The European Economic and Social Committee have released an Opinion Paper on the current state of the European defence industry. Many of the conclusions in the Opinion are in line with work being carried out by EDA.
Entitled ‘The need for a European defence industry: industrial, innovative and social aspects’, the paper calls for a stronger and more integrated European defence sector, suggesting that “Obsolete approaches visibly lead to increasing fragmentation, gaps, overcapacity and a lack of interoperability in European defence capabilities. The arguments for improvement are overwhelming; it is a matter of political will.”
The report notes that security is the first duty of governments, and a key part of their compact with their citizens – and suggests that current spending levels mean that the credibility of this guarantee is being undermined. It makes the point that foreign affairs and security, defence, and industrial capability are all deeply interrelated, and must be integrated into a coherent strategy. The report calls for a “radical” change of mindset in the way governments deal with defence.
One area that the report particularly highlights is Research and Development, which has seen many cuts in recent years, but which remains absolutely crucial to an effective defence in the long term. The report concludes that European research spending should seek opportunities for “dual use” investments and reduce technological dependency on sources outside Europe.
The report welcomes the creation of the Task Force on Defence – with EDA as an associated member – as well as the European Parliament’s December 2011 Resolution on European Defence, and the personal commitment of many senior EU officials to the cause of an effective national defence. In that regard, the paper calls for still closer cooperation between the key parties in defence.
The authors argue that the European Defence Agency in particular has a key role to play, and that it must act as a full partner to the European Commission on defence issues – with the full involvement also of the defence industry and other stakeholders. In doing so, the fragmentation and duplication of public expenditure may be reduced, enhancing quality and interoperability.

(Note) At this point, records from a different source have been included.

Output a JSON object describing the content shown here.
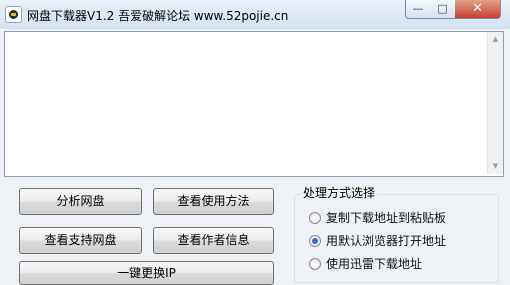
{
  "window": {
    "title": "网盘下载器V1.2    吾爱破解论坛 www.52pojie.cn",
    "minimize_glyph": "—",
    "maximize_glyph": "□",
    "close_glyph": "✕"
  },
  "output": {
    "value": ""
  },
  "buttons": {
    "analyze": "分析网盘",
    "usage": "查看使用方法",
    "supported": "查看支持网盘",
    "author": "查看作者信息",
    "change_ip": "一键更换IP"
  },
  "processing": {
    "legend": "处理方式选择",
    "options": [
      {
        "label": "复制下载地址到粘贴板",
        "checked": false
      },
      {
        "label": "用默认浏览器打开地址",
        "checked": true
      },
      {
        "label": "使用迅雷下载地址",
        "checked": false
      }
    ]
  }
}
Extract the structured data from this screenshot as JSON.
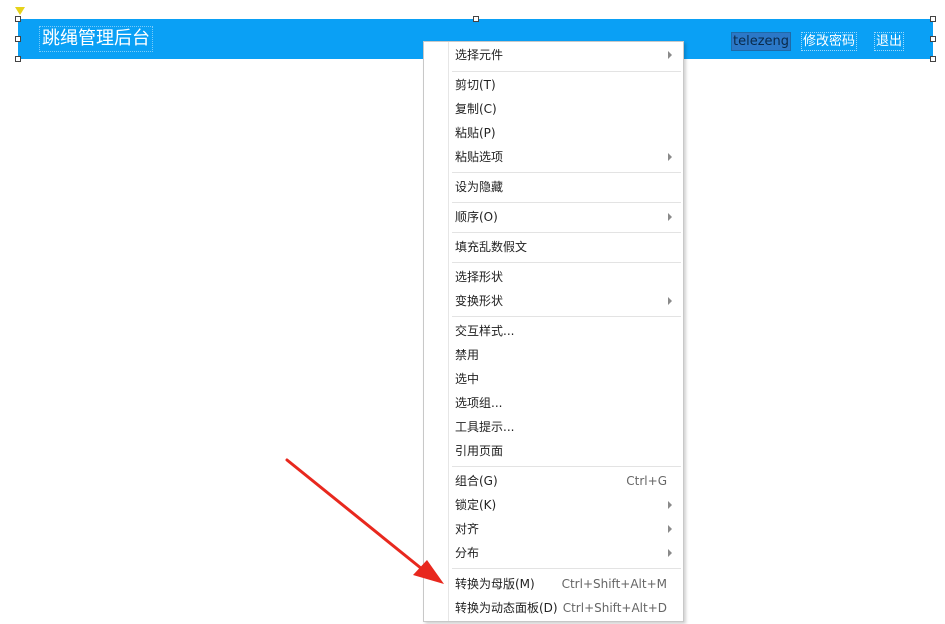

Many of the issues raised in this paper fall within the purview of the EDA. The recent launch of the Effective Procurement Methods initiative and the progress made on the joint procurement of satellite communications are but two examples of EDA’s successes in European defence cooperation. Today’s signature of an Administrative Arrangement with OCCAR demonstrates the commitment to maximizing effectiveness through links with other defence stakeholders.
The full text of the Committee’s Opinion Paper is available here.